The Basics on Hand-Held Saws
Before power saws were invented, intricate cuts had to be made by hand. With enough patience, you can master the task. Check out these hand-held saws capable of a variety of cuts.
Crosscut saws, seen here, have 10 to 16 teeth per inch. Most crosscut blades are beveled to slice cleanly through wood. To use a crosscut blade, place its heel on the waste side of the line you want to cut. Support the blade with the thumb of your free hand, and carefully draw the saw backward with a few short pulls.
Ripsaws have a flexible blade and 5 to 12 teeth per inch. When using a rip saw, cut in the direction of the grain, not across the grain. Place the saw's teeth almost flat against the work piece and carefully push forward. Then raise the saw to a comfortable cutting angle (usually between 45 and 65 degrees), and cut with long, rhythmic strokes.
Back saws are designed for making smooth, precise cuts. A back saw has fine teeth on one edge for crosscutting or ripping wood, and on the other edge a metal strip to keep the blade rigid. Back saws are often used for making cuts through a miter box.
Compass saws are frequently used for cutting curves and circles. The compass saw's 12" to 14" blade tapers from handle to tip and usually has 8 to 10 teeth per inch set in a crosscut pattern.
Coping saws are used for detail woodworking and cutting arcs.
The ryoba saw is a Japanese hand tool that is pulled instead of pushed. One side of a ryoba saw is designed for rip cutting, the other side for cross cutting.
The dozuki saw — another Japanese tool — has an adjustable blade for flush cuts or cross cuts. It's also a pull saw.
Pruning saws have big teeth for cutting lumber and timber.

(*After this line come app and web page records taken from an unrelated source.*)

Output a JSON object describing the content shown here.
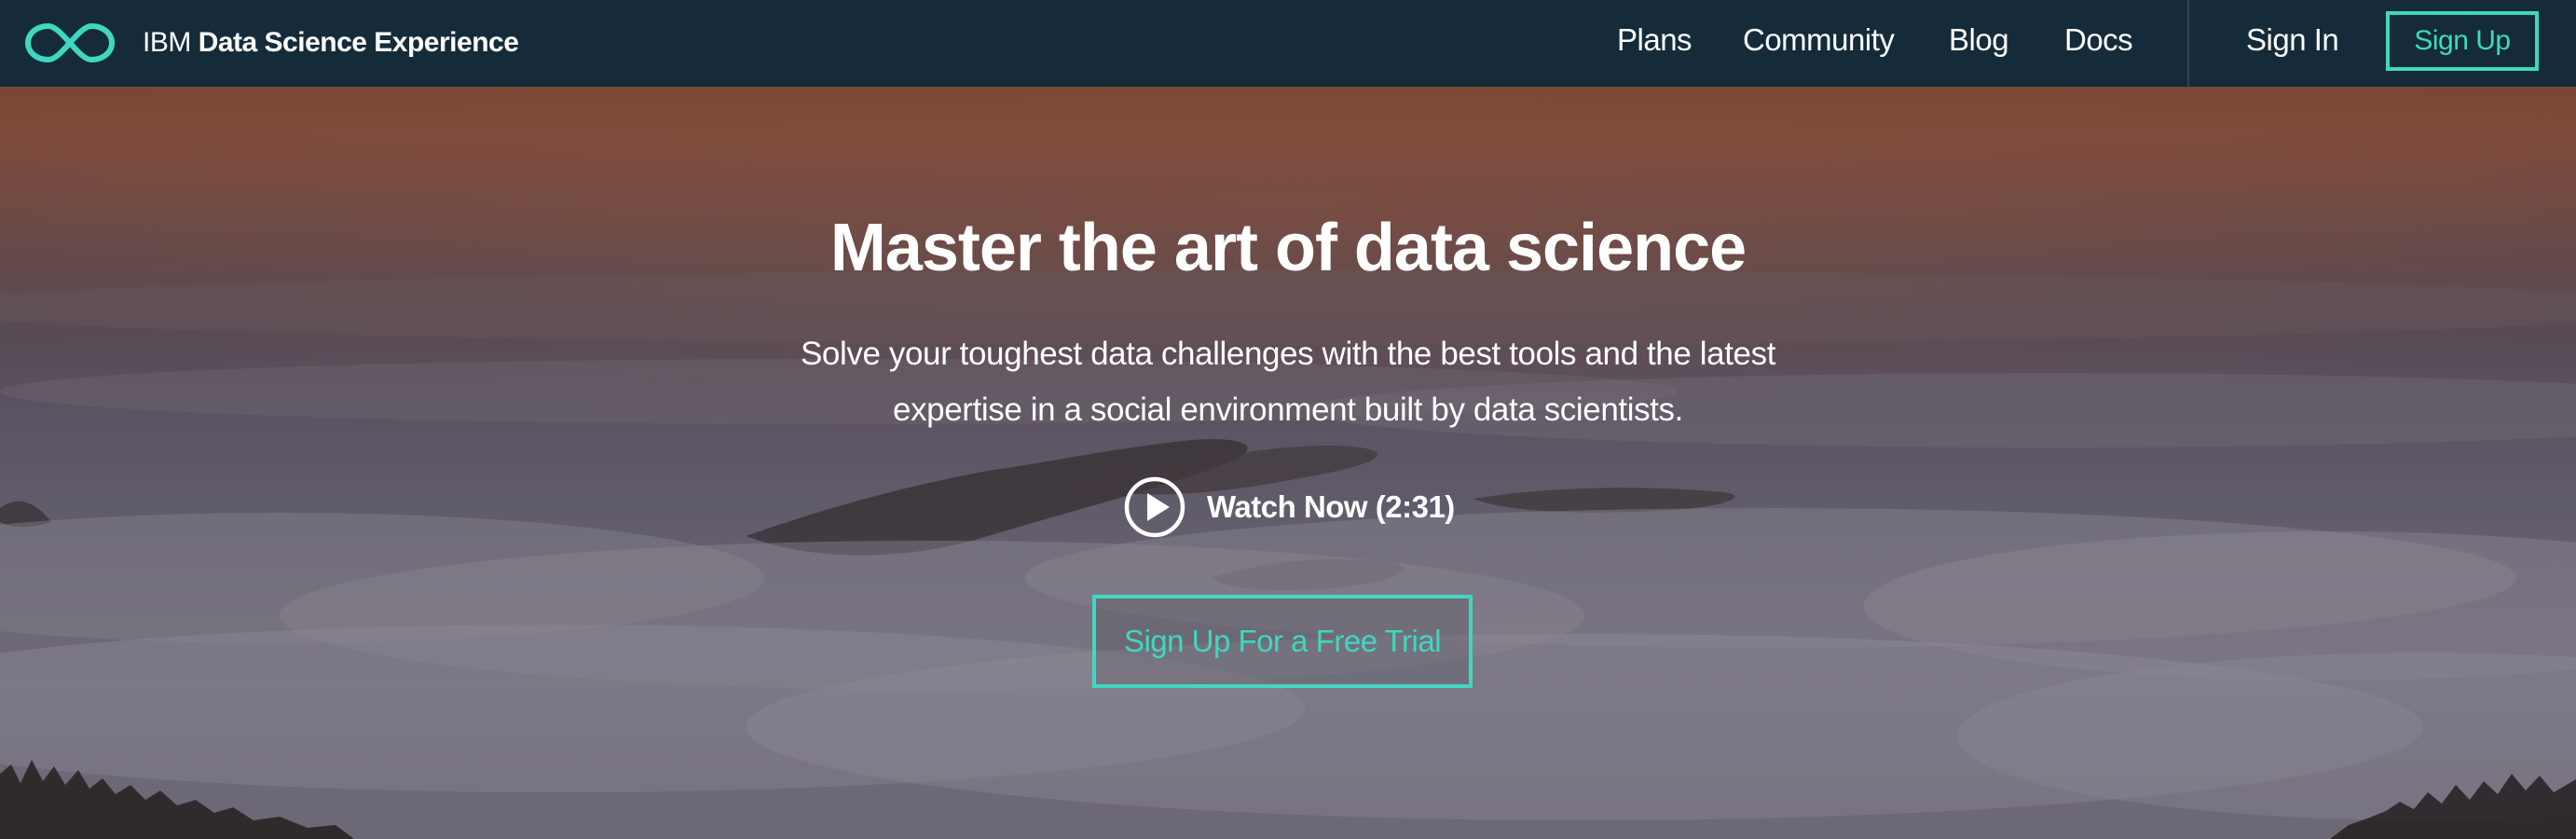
{
  "brand": {
    "prefix": "IBM",
    "name": "Data Science Experience",
    "logo_icon": "infinity-icon"
  },
  "nav": {
    "links": [
      {
        "label": "Plans"
      },
      {
        "label": "Community"
      },
      {
        "label": "Blog"
      },
      {
        "label": "Docs"
      }
    ],
    "sign_in": "Sign In",
    "sign_up": "Sign Up"
  },
  "hero": {
    "title": "Master the art of data science",
    "subtitle_line1": "Solve your toughest data challenges with the best tools and the latest",
    "subtitle_line2": "expertise in a social environment built by data scientists.",
    "watch_label": "Watch Now (2:31)",
    "watch_icon": "play-circle-icon",
    "cta_label": "Sign Up For a Free Trial",
    "background": "sunset-clouds-landscape"
  },
  "colors": {
    "navbar": "#152b3a",
    "accent": "#3ed8c0",
    "text": "#ffffff"
  }
}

The all-purpose saw has a reversible blade that can make flush cuts or cross cuts.
The special PVC saw has a flat blade that's useful for cutting plastic pipe.